[Excerpts from a dataset]
---*---

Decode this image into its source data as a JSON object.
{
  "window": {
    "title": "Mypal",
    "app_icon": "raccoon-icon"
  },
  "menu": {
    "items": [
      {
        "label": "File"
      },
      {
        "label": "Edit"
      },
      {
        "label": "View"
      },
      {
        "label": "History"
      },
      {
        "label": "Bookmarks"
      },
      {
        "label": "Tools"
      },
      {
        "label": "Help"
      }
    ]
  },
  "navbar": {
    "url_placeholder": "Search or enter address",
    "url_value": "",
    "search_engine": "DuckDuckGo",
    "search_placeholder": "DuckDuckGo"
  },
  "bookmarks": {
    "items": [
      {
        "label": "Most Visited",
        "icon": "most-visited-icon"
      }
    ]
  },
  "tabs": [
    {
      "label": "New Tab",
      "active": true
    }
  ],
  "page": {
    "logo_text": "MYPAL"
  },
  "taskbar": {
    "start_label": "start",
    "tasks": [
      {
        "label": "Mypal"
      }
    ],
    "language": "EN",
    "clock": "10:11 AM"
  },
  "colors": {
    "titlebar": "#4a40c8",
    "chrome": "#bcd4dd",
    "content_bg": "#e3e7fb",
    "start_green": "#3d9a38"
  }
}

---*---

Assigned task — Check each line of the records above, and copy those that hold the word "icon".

Solution for this problem —
    "app_icon": "raccoon-icon"
        "icon": "most-visited-icon"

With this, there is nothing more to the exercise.